Diplo played some version of MIA’s XR2 at some point. After a long time (an hour or so?) he played his first slower Southern hip-hop songs. He played UNK’s “2 Step” which went over so well that when he fx-ed it into noise the crowd seemed unhappy with him pulling the track until he then went into Soulja Boy’s “Crank That” and all was seemingly forgiven by a crowd that apparently loves top 40 Southern hip-hop. He played Le Tigre’s “Deceptacon” into Outkast’s “BOB.” Even though this mix got shaky, he didn’t abandon it, but corrected it in the mix, which he managed to do pretty quickly the few times during the night a mix got off. He played Daft Punk’s “Da Funk,” and a pitched-up House of Pain “Jump Around.” When he played MIA’s “Paper Planes” the crowd all sang along with the chorus when he pulled the volume down. Even given that this was a Diplo show I was surprised at everyone spontaneously singing along with a non-single track from an album that only just came out. He played Lil Mama’s “Lip Gloss” into Eve’s “Tambourine.” At this point Anjali and I began making our exit while he played Timbaland’s “Way I Are” into Timbo’s “Ayo Technology” production for 50 Cent. Diplo then played Rihanna’s “Umbrella” and Pixies’ “Where Is My Mind.” Even though we were leaving, we heard silence and then cheers, so now that it was 2am, we assumed that his performance was over. We drove off though, so maybe he started up again.
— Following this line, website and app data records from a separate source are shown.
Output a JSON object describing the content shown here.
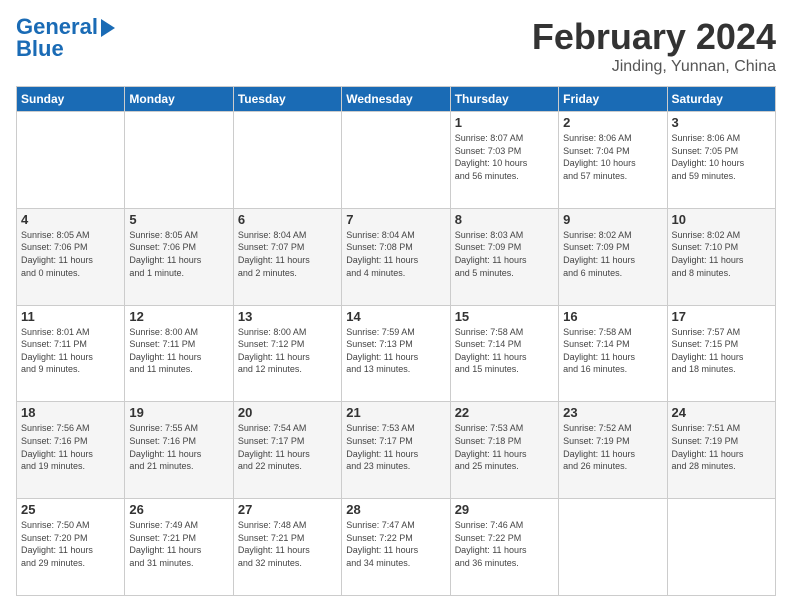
{
  "header": {
    "logo_text1": "General",
    "logo_text2": "Blue",
    "month": "February 2024",
    "location": "Jinding, Yunnan, China"
  },
  "days_of_week": [
    "Sunday",
    "Monday",
    "Tuesday",
    "Wednesday",
    "Thursday",
    "Friday",
    "Saturday"
  ],
  "weeks": [
    [
      {
        "day": "",
        "info": ""
      },
      {
        "day": "",
        "info": ""
      },
      {
        "day": "",
        "info": ""
      },
      {
        "day": "",
        "info": ""
      },
      {
        "day": "1",
        "info": "Sunrise: 8:07 AM\nSunset: 7:03 PM\nDaylight: 10 hours\nand 56 minutes."
      },
      {
        "day": "2",
        "info": "Sunrise: 8:06 AM\nSunset: 7:04 PM\nDaylight: 10 hours\nand 57 minutes."
      },
      {
        "day": "3",
        "info": "Sunrise: 8:06 AM\nSunset: 7:05 PM\nDaylight: 10 hours\nand 59 minutes."
      }
    ],
    [
      {
        "day": "4",
        "info": "Sunrise: 8:05 AM\nSunset: 7:06 PM\nDaylight: 11 hours\nand 0 minutes."
      },
      {
        "day": "5",
        "info": "Sunrise: 8:05 AM\nSunset: 7:06 PM\nDaylight: 11 hours\nand 1 minute."
      },
      {
        "day": "6",
        "info": "Sunrise: 8:04 AM\nSunset: 7:07 PM\nDaylight: 11 hours\nand 2 minutes."
      },
      {
        "day": "7",
        "info": "Sunrise: 8:04 AM\nSunset: 7:08 PM\nDaylight: 11 hours\nand 4 minutes."
      },
      {
        "day": "8",
        "info": "Sunrise: 8:03 AM\nSunset: 7:09 PM\nDaylight: 11 hours\nand 5 minutes."
      },
      {
        "day": "9",
        "info": "Sunrise: 8:02 AM\nSunset: 7:09 PM\nDaylight: 11 hours\nand 6 minutes."
      },
      {
        "day": "10",
        "info": "Sunrise: 8:02 AM\nSunset: 7:10 PM\nDaylight: 11 hours\nand 8 minutes."
      }
    ],
    [
      {
        "day": "11",
        "info": "Sunrise: 8:01 AM\nSunset: 7:11 PM\nDaylight: 11 hours\nand 9 minutes."
      },
      {
        "day": "12",
        "info": "Sunrise: 8:00 AM\nSunset: 7:11 PM\nDaylight: 11 hours\nand 11 minutes."
      },
      {
        "day": "13",
        "info": "Sunrise: 8:00 AM\nSunset: 7:12 PM\nDaylight: 11 hours\nand 12 minutes."
      },
      {
        "day": "14",
        "info": "Sunrise: 7:59 AM\nSunset: 7:13 PM\nDaylight: 11 hours\nand 13 minutes."
      },
      {
        "day": "15",
        "info": "Sunrise: 7:58 AM\nSunset: 7:14 PM\nDaylight: 11 hours\nand 15 minutes."
      },
      {
        "day": "16",
        "info": "Sunrise: 7:58 AM\nSunset: 7:14 PM\nDaylight: 11 hours\nand 16 minutes."
      },
      {
        "day": "17",
        "info": "Sunrise: 7:57 AM\nSunset: 7:15 PM\nDaylight: 11 hours\nand 18 minutes."
      }
    ],
    [
      {
        "day": "18",
        "info": "Sunrise: 7:56 AM\nSunset: 7:16 PM\nDaylight: 11 hours\nand 19 minutes."
      },
      {
        "day": "19",
        "info": "Sunrise: 7:55 AM\nSunset: 7:16 PM\nDaylight: 11 hours\nand 21 minutes."
      },
      {
        "day": "20",
        "info": "Sunrise: 7:54 AM\nSunset: 7:17 PM\nDaylight: 11 hours\nand 22 minutes."
      },
      {
        "day": "21",
        "info": "Sunrise: 7:53 AM\nSunset: 7:17 PM\nDaylight: 11 hours\nand 23 minutes."
      },
      {
        "day": "22",
        "info": "Sunrise: 7:53 AM\nSunset: 7:18 PM\nDaylight: 11 hours\nand 25 minutes."
      },
      {
        "day": "23",
        "info": "Sunrise: 7:52 AM\nSunset: 7:19 PM\nDaylight: 11 hours\nand 26 minutes."
      },
      {
        "day": "24",
        "info": "Sunrise: 7:51 AM\nSunset: 7:19 PM\nDaylight: 11 hours\nand 28 minutes."
      }
    ],
    [
      {
        "day": "25",
        "info": "Sunrise: 7:50 AM\nSunset: 7:20 PM\nDaylight: 11 hours\nand 29 minutes."
      },
      {
        "day": "26",
        "info": "Sunrise: 7:49 AM\nSunset: 7:21 PM\nDaylight: 11 hours\nand 31 minutes."
      },
      {
        "day": "27",
        "info": "Sunrise: 7:48 AM\nSunset: 7:21 PM\nDaylight: 11 hours\nand 32 minutes."
      },
      {
        "day": "28",
        "info": "Sunrise: 7:47 AM\nSunset: 7:22 PM\nDaylight: 11 hours\nand 34 minutes."
      },
      {
        "day": "29",
        "info": "Sunrise: 7:46 AM\nSunset: 7:22 PM\nDaylight: 11 hours\nand 36 minutes."
      },
      {
        "day": "",
        "info": ""
      },
      {
        "day": "",
        "info": ""
      }
    ]
  ]
}
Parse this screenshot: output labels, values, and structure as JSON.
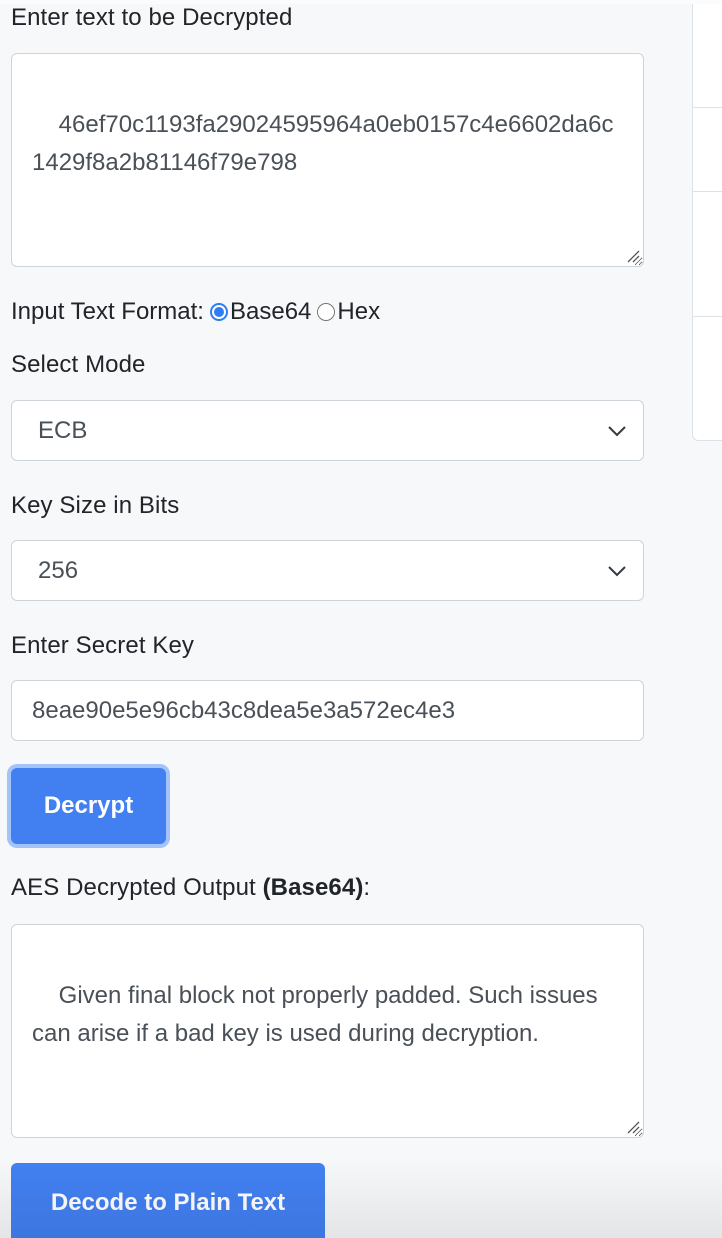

A lot of the crowd at Holocene seemed pretty generic, and not as obviously hipster-centric as the crowd at Diplo’s last Doug Fir appearance. It’s not that there weren’t plenty of hipsters there, it is just that Diplo seems to have penetrated more into the mainstream based on the generic dressed-up-to-go-dancing crowd that was in attendance. He certainly knows how to get people going, and he really maintained the energy level of the crowd throughout his set. His job is to get people to dance, and he does that well, I just know that he is capable of far more unusual sets than what I have seen him play. Selfishly I just want to hear all sorts of cool and obscure stuff (especially international selections), and not the obvious crowd pleasers. Ah well, he plays a far more eclectic set than most big-name DJs, and I will no doubt be out to see him next time he comes around, assuming I don’t have a gig of my own that night.